The forum is set to focus on four crucial issues: social care and delayed discharge; urgent and emergency care; elective care; and primary care.
It comes as senior doctors say the NHS is on a knife edge, with many A&E units struggling to keep up with demand and trusts and ambulance services declaring critical incidents.
Health Secretary Steve Barclay, Treasury minister John Glen, Cabinet Office minister Oliver Dowden and the Chief Executive Officer of NHS England Amanda Pritchard are set to attend.
A Downing Street spokesperson said: “As the Prime Minister made clear this week, easing the immediate pressures whilst also focusing on the long-term improvement of the NHS is one of his key promises.
“That’s why we’re bringing together the best minds from the health and care sectors to help share knowledge and practical solutions so that we can tackle the most crucial challenges such as delayed discharge and emergency care.
“We want to correct the unwarranted variation in NHS performance between local areas, because no matter where you live you should be able to access quality healthcare.”
The forum will run for the majority of Saturday and attendees will include chief executives and clinical leaders from NHS organisations, local areas and councils from across the country, clinical experts from Royal Colleges and independent sector organisations working with health and social care services to deliver services for patients.
In his new year speech on Wednesday, the PM set out as one of his key promises, that NHS waiting lists will fall and people will get the care they need more quickly.
Responding to the announcement of the NHS Recovery Forum, shadow health secretary Wes Streeting said: “After 13 years of mismanaging the NHS, this is the equivalent of the arsonists convening a forum with the fire brigade to put out the inferno they started.
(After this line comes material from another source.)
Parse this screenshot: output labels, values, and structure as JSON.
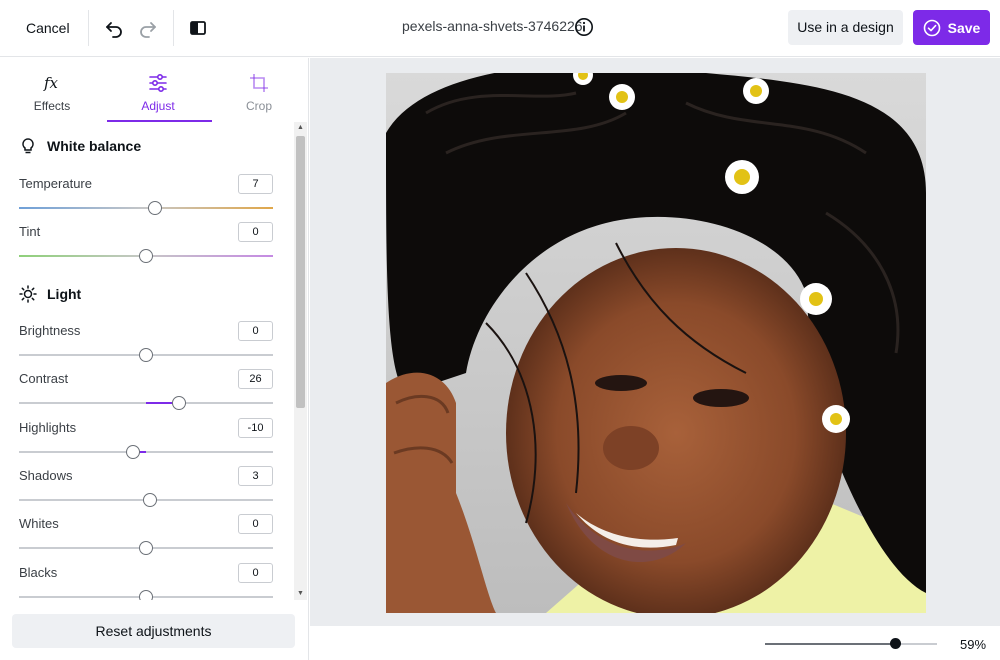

“Patients deserve more than a talking shop. Clinical leaders and health experts have been sounding the alarm for months about the crisis the NHS is facing, so why has it taken so long for Rishi Sunak and Steve Barclay to decide to listen to them?”
Mr Streeting added the £500 million for delayed discharges promised by the Government is “yet to reach the front line and is now too late to make a difference this winter”.
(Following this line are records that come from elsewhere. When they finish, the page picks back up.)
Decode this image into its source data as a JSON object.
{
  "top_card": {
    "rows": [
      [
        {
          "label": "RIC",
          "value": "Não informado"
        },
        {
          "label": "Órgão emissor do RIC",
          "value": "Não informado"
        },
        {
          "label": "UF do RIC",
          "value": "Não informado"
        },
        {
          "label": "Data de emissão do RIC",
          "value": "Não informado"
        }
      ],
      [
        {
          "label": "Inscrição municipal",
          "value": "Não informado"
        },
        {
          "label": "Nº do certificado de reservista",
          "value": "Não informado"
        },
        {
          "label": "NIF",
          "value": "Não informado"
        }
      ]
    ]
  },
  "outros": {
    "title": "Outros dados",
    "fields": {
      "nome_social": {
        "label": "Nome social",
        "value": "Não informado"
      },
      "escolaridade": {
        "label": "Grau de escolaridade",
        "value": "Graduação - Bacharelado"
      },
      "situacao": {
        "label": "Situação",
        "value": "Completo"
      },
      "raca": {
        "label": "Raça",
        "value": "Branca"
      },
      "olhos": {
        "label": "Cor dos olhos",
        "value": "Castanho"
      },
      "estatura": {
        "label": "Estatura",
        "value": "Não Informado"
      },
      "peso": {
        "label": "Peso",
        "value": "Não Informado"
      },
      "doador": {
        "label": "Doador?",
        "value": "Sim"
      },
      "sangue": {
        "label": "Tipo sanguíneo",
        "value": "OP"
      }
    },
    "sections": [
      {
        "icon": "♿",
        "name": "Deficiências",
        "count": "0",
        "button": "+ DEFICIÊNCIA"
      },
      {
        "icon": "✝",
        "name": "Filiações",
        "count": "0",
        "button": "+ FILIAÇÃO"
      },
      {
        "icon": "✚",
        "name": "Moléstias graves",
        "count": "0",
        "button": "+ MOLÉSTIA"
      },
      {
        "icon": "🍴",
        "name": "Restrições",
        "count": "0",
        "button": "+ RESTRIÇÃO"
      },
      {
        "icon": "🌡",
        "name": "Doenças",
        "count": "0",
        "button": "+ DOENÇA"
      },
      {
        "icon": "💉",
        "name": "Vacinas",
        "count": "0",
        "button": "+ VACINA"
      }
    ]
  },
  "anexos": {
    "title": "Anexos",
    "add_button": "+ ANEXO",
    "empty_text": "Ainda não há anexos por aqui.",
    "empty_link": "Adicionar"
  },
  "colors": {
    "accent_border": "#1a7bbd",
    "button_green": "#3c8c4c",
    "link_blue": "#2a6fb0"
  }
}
Liberal Democrat deputy leader Daisy Cooper said the meeting would be “too little, too late”.
The party’s health spokeswoman added: “Hundreds of people have been dying needlessly each week in the worst NHS crisis ever experienced in this country, whilst the Prime Minister sat on his hands.”
Matthew Taylor, chief executive of the NHS Confederation, said Saturday’s meeting would not be able to solve the problems facing the health and care sectors.
“The reality is that there are no silver bullets here,” he said.
“This crisis has been a decade or more in the making and we are now paying the high price for years of inaction and managed decline.
“Patients are experiencing delays that we haven’t seen for years.
“High levels of flu, respiratory syncytial virus (RSV) and rising Covid levels are exacerbating the problem but the cause is decades of under-investment in staffing, capital and the lack of a long-term solution to the capacity-crunch facing social care.
“None of these problems can be solved tomorrow.”
Mr Taylor called on ministers to “negotiate a swift end to the industrial dispute” with health workers, including nurses, over pay or else risk “indefinite” strike action “on top of the already mounting challenges”.